In chilled small bowl with chilled beater(s), beat remaining 1/2 cup heavy cream just until soft peak stage. Whisk chocolate mixture once more to loosen, then scrape whipped cream into chocolate mixture and gently but thoroughly and quickly fold the two together only until the color is uniform. Work quickly here; the Bavarian cream may start to set up while you're folding. For easier handling, quickly transfer mixture to small pitcher, then pour equal amounts into each wine glass.
Chill the Bavarian cream for at least two hours before serving, covering tightly with plastic wrap after an hour or so. Store in refrigerator until serving time. To serve, top each portion with a pouf of lightly sweetened whipped cream, then sprinkle with optional shaved chocolate and/or toasted, cooled, sliced almonds. Eat within 2 days of making.

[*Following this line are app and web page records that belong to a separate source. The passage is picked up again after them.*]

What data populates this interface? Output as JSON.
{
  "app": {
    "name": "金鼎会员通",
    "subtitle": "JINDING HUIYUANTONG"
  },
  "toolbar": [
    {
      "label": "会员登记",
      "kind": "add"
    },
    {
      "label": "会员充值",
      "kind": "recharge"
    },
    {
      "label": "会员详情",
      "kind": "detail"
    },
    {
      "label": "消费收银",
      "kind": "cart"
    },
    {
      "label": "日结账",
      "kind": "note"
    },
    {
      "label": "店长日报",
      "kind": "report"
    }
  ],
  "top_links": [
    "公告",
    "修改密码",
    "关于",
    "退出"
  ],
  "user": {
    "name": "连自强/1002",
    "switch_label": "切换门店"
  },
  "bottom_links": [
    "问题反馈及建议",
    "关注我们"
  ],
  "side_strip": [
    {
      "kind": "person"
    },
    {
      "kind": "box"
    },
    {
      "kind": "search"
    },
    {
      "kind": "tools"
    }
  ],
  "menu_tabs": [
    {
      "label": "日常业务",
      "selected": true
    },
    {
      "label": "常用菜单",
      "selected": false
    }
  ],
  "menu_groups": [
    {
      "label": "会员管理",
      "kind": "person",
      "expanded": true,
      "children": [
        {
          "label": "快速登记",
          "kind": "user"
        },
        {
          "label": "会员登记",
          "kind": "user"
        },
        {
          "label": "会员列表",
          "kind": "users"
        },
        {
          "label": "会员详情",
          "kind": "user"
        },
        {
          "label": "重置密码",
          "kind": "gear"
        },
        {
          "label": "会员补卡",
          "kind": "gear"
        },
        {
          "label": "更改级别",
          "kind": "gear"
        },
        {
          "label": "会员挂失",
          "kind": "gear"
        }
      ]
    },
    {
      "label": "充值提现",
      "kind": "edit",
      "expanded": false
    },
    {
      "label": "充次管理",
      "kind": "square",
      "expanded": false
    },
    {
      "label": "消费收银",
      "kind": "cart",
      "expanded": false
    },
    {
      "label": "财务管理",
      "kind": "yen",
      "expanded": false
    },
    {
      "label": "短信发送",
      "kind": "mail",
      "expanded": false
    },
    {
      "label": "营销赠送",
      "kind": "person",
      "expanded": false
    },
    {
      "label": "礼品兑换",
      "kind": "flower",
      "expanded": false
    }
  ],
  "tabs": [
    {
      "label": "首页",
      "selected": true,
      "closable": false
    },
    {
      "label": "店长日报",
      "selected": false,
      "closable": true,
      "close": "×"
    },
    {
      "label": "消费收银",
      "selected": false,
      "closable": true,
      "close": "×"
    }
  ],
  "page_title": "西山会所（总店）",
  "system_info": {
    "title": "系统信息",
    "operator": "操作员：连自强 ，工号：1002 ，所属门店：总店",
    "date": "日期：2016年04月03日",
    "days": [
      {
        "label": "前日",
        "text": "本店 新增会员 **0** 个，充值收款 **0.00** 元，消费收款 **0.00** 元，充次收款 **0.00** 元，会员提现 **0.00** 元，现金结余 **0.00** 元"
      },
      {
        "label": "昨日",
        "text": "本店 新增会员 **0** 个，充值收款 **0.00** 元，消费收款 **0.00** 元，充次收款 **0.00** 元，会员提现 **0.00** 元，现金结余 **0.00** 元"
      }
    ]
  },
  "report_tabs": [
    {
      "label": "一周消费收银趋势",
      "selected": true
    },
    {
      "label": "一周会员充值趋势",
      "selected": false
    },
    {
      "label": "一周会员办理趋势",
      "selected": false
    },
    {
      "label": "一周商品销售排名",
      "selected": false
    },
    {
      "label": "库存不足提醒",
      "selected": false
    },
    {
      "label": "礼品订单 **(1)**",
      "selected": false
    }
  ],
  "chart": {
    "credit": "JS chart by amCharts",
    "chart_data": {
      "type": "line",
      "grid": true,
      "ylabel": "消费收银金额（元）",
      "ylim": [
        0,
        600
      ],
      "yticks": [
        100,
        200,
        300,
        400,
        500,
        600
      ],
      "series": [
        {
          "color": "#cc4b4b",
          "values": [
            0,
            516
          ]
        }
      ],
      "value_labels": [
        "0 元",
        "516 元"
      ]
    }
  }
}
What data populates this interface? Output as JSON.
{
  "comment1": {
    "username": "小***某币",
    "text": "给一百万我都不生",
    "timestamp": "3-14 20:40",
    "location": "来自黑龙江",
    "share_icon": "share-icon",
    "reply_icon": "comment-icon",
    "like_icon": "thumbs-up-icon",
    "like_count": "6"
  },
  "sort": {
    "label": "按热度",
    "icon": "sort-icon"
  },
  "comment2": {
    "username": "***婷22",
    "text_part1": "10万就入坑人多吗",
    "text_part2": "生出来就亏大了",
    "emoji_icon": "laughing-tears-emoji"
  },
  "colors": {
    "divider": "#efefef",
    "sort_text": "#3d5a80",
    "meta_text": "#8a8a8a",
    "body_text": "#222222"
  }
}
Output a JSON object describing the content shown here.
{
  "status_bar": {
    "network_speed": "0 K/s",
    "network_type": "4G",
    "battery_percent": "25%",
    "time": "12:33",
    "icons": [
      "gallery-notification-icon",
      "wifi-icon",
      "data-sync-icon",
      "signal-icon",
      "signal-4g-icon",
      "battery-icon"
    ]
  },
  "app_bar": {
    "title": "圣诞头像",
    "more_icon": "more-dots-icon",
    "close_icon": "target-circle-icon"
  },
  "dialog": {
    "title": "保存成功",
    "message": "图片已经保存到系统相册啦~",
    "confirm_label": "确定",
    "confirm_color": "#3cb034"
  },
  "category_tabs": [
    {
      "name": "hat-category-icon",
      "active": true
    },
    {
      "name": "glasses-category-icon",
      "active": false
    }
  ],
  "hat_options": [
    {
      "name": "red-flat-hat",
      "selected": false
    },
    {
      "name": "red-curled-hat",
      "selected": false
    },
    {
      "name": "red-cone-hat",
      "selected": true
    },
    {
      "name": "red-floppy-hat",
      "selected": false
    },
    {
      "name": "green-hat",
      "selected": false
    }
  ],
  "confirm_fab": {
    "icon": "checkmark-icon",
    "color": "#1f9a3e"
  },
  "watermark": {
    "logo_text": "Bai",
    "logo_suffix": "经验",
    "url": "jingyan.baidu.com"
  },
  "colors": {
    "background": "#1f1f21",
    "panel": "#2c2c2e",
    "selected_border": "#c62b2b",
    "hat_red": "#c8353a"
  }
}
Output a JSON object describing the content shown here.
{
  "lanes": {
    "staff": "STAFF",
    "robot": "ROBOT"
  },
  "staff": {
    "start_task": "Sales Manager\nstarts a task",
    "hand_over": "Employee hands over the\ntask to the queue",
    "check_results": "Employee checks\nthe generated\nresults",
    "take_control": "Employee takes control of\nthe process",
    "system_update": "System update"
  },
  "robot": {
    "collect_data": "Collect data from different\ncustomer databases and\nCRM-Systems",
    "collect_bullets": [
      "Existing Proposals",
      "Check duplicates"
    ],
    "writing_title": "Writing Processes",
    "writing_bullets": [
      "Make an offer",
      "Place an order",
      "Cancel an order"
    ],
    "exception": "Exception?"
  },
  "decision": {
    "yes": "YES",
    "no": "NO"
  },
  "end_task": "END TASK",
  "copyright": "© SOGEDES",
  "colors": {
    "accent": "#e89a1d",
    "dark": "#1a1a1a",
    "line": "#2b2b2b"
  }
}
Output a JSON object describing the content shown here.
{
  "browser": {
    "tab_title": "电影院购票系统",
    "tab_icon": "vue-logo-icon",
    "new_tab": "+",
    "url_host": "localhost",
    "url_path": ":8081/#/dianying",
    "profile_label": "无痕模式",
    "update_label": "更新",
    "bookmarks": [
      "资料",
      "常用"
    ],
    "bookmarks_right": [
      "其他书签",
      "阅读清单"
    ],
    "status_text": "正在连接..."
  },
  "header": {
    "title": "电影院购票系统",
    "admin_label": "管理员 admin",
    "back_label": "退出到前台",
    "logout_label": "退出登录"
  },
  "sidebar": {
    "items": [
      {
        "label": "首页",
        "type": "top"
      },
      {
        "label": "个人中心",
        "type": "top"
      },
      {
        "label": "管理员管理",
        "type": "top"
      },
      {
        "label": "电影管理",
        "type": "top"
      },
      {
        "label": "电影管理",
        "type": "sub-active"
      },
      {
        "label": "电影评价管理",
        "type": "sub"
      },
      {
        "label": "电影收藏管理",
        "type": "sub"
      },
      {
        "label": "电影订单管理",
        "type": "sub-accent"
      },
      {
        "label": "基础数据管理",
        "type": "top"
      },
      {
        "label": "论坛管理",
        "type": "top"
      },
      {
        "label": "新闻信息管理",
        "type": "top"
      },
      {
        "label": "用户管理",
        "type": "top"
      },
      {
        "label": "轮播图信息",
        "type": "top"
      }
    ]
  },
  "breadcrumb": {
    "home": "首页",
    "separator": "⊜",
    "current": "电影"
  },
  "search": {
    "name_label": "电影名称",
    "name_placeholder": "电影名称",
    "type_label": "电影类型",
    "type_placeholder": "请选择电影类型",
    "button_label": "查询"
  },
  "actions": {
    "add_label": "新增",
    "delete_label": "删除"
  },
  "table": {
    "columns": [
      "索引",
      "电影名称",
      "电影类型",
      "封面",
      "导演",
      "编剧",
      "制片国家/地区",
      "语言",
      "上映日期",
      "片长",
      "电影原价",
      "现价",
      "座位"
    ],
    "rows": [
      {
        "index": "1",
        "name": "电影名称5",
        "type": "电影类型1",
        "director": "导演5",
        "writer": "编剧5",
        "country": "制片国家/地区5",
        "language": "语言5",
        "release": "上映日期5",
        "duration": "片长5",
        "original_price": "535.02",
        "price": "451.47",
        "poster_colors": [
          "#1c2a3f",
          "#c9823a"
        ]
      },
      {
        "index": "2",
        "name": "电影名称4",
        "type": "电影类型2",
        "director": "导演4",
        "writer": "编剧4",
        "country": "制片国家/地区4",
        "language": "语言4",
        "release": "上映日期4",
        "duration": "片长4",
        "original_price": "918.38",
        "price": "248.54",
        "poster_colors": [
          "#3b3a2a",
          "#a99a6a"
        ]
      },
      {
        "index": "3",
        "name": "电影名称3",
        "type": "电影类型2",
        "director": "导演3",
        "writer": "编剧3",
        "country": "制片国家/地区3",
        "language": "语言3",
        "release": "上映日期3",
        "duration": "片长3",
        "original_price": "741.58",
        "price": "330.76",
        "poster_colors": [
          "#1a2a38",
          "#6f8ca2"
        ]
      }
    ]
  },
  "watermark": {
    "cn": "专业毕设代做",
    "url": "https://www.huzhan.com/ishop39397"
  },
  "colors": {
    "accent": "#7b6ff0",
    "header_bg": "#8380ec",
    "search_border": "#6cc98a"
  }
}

Copyright © 2000 Francesca Chocolate Productions. All Rights Reserved.
Stephanie Zonis provides the above information to anyone, but retains copyright on all text. This means that you may not: distribute the text to others without the express written permission of Stephanie Zonis; "mirror" or include this information on your own server or documents without my permission; modify or re-use the text on this system. You may: print copies of the information for your own personal use; store the files on your computer for your own personal use only; and reference hypertext documents on this server from your own documents.
This page created November 2000
The Global Gourmet®
175 Home Recipes
Burma: Rivers of Flavor
Cake Mix Doctor
Craft of Coffee
Crazy Sexy Kitchen
Fifty Shades Chicken
French Slow Cooker
Frontera - Rick Bayless
Gluten-Free Quick & Easy
Jerusalem: A Cookbook
Lidia's Favorite Recipes
Make-Ahead and Freeze
Paleo Slow Cooking
Quick Family Cookbook
Southern Living Recipes
Sweet Life in Paris
Trader Joe's Vegetarian
Copyright © 1994-2017,